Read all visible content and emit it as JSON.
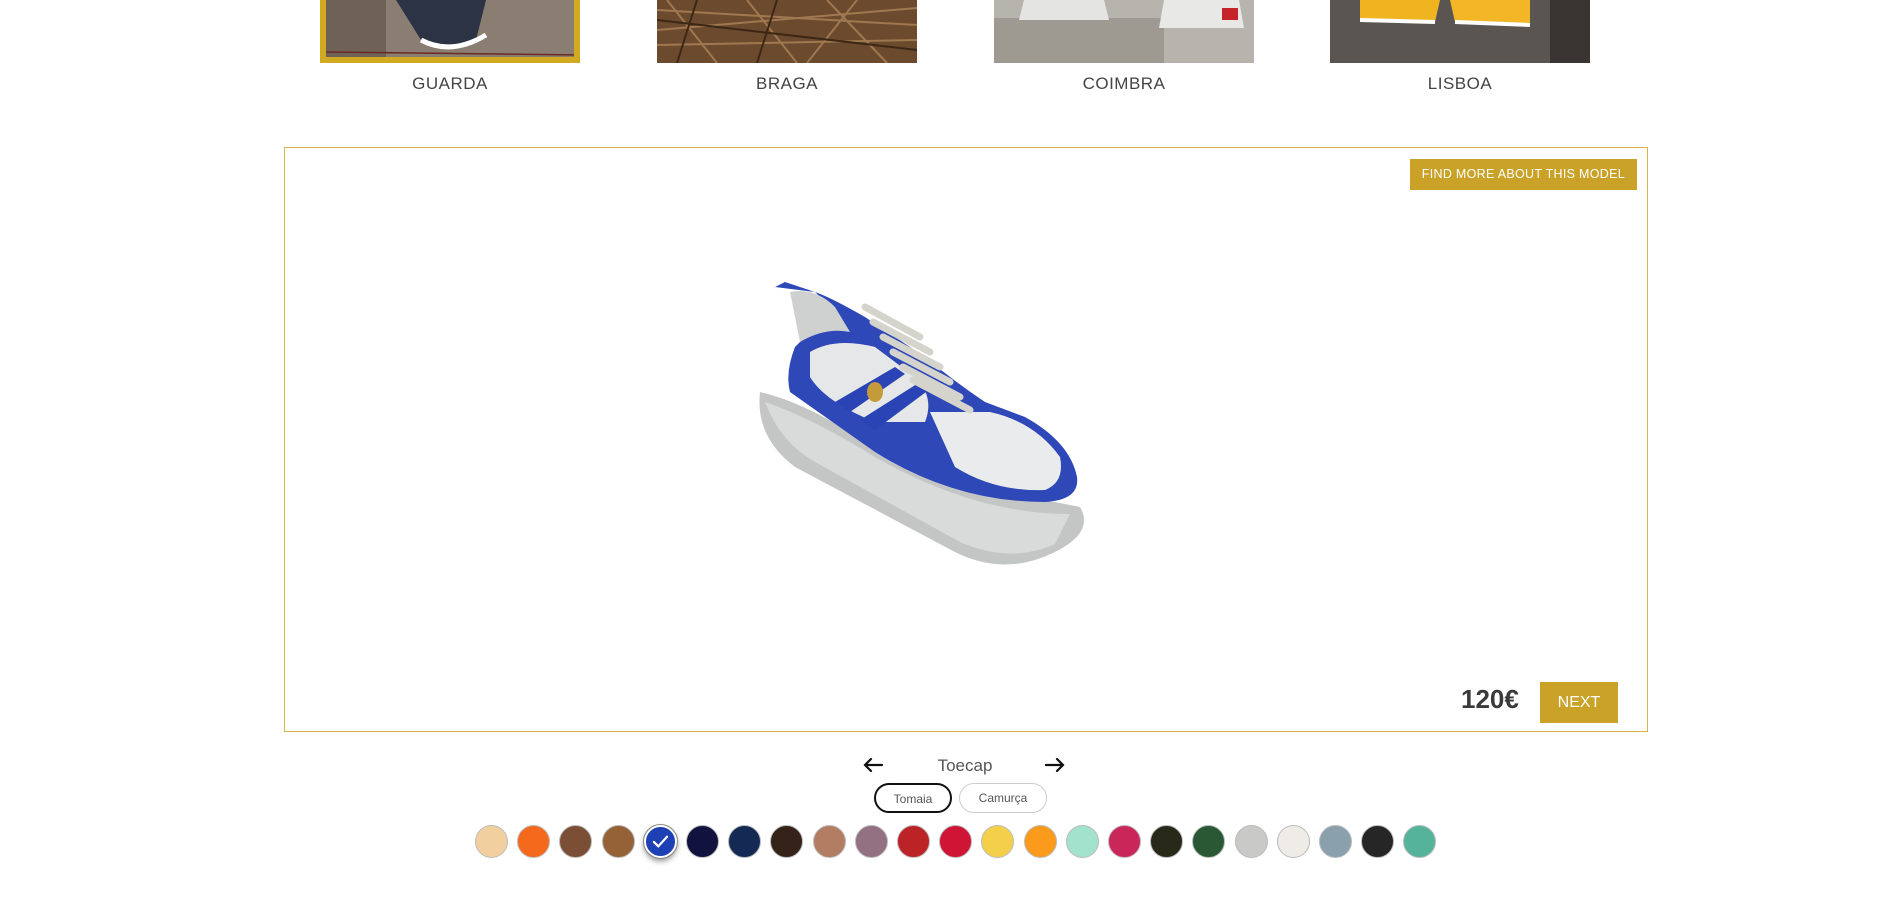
{
  "models": [
    {
      "name": "GUARDA",
      "selected": true
    },
    {
      "name": "BRAGA",
      "selected": false
    },
    {
      "name": "COIMBRA",
      "selected": false
    },
    {
      "name": "LISBOA",
      "selected": false
    }
  ],
  "stage": {
    "find_more_label": "FIND MORE ABOUT THIS MODEL",
    "price": "120€",
    "next_label": "NEXT"
  },
  "part_nav": {
    "current_part": "Toecap",
    "prev_icon": "arrow-left-icon",
    "next_icon": "arrow-right-icon"
  },
  "materials": [
    {
      "label": "Tomaia",
      "selected": true
    },
    {
      "label": "Camurça",
      "selected": false
    }
  ],
  "swatches": [
    {
      "color": "#f2cf9f",
      "selected": false
    },
    {
      "color": "#f5691d",
      "selected": false
    },
    {
      "color": "#7a4f35",
      "selected": false
    },
    {
      "color": "#946236",
      "selected": false
    },
    {
      "color": "#1e40b5",
      "selected": true
    },
    {
      "color": "#12123e",
      "selected": false
    },
    {
      "color": "#142a54",
      "selected": false
    },
    {
      "color": "#35231a",
      "selected": false
    },
    {
      "color": "#b27d62",
      "selected": false
    },
    {
      "color": "#947182",
      "selected": false
    },
    {
      "color": "#bb2326",
      "selected": false
    },
    {
      "color": "#cf1435",
      "selected": false
    },
    {
      "color": "#f4d04a",
      "selected": false
    },
    {
      "color": "#fb9a1b",
      "selected": false
    },
    {
      "color": "#a3e2cc",
      "selected": false
    },
    {
      "color": "#c9265a",
      "selected": false
    },
    {
      "color": "#29291a",
      "selected": false
    },
    {
      "color": "#2a5834",
      "selected": false
    },
    {
      "color": "#c9c9c7",
      "selected": false
    },
    {
      "color": "#efece8",
      "selected": false
    },
    {
      "color": "#8aa0ad",
      "selected": false
    },
    {
      "color": "#262626",
      "selected": false
    },
    {
      "color": "#56b39b",
      "selected": false
    }
  ],
  "colors": {
    "accent": "#c9a227",
    "stage_border": "#d4b547"
  }
}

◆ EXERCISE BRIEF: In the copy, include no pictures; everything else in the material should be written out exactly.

◆ ANSWER:
Read all visible content and emit it as JSON.
{
  "models": [
    {
      "name": "GUARDA",
      "selected": true
    },
    {
      "name": "BRAGA",
      "selected": false
    },
    {
      "name": "COIMBRA",
      "selected": false
    },
    {
      "name": "LISBOA",
      "selected": false
    }
  ],
  "stage": {
    "find_more_label": "FIND MORE ABOUT THIS MODEL",
    "price": "120€",
    "next_label": "NEXT"
  },
  "part_nav": {
    "current_part": "Toecap",
    "prev_icon": "arrow-left-icon",
    "next_icon": "arrow-right-icon"
  },
  "materials": [
    {
      "label": "Tomaia",
      "selected": true
    },
    {
      "label": "Camurça",
      "selected": false
    }
  ],
  "swatches": [
    {
      "color": "#f2cf9f",
      "selected": false
    },
    {
      "color": "#f5691d",
      "selected": false
    },
    {
      "color": "#7a4f35",
      "selected": false
    },
    {
      "color": "#946236",
      "selected": false
    },
    {
      "color": "#1e40b5",
      "selected": true
    },
    {
      "color": "#12123e",
      "selected": false
    },
    {
      "color": "#142a54",
      "selected": false
    },
    {
      "color": "#35231a",
      "selected": false
    },
    {
      "color": "#b27d62",
      "selected": false
    },
    {
      "color": "#947182",
      "selected": false
    },
    {
      "color": "#bb2326",
      "selected": false
    },
    {
      "color": "#cf1435",
      "selected": false
    },
    {
      "color": "#f4d04a",
      "selected": false
    },
    {
      "color": "#fb9a1b",
      "selected": false
    },
    {
      "color": "#a3e2cc",
      "selected": false
    },
    {
      "color": "#c9265a",
      "selected": false
    },
    {
      "color": "#29291a",
      "selected": false
    },
    {
      "color": "#2a5834",
      "selected": false
    },
    {
      "color": "#c9c9c7",
      "selected": false
    },
    {
      "color": "#efece8",
      "selected": false
    },
    {
      "color": "#8aa0ad",
      "selected": false
    },
    {
      "color": "#262626",
      "selected": false
    },
    {
      "color": "#56b39b",
      "selected": false
    }
  ],
  "colors": {
    "accent": "#c9a227",
    "stage_border": "#d4b547"
  }
}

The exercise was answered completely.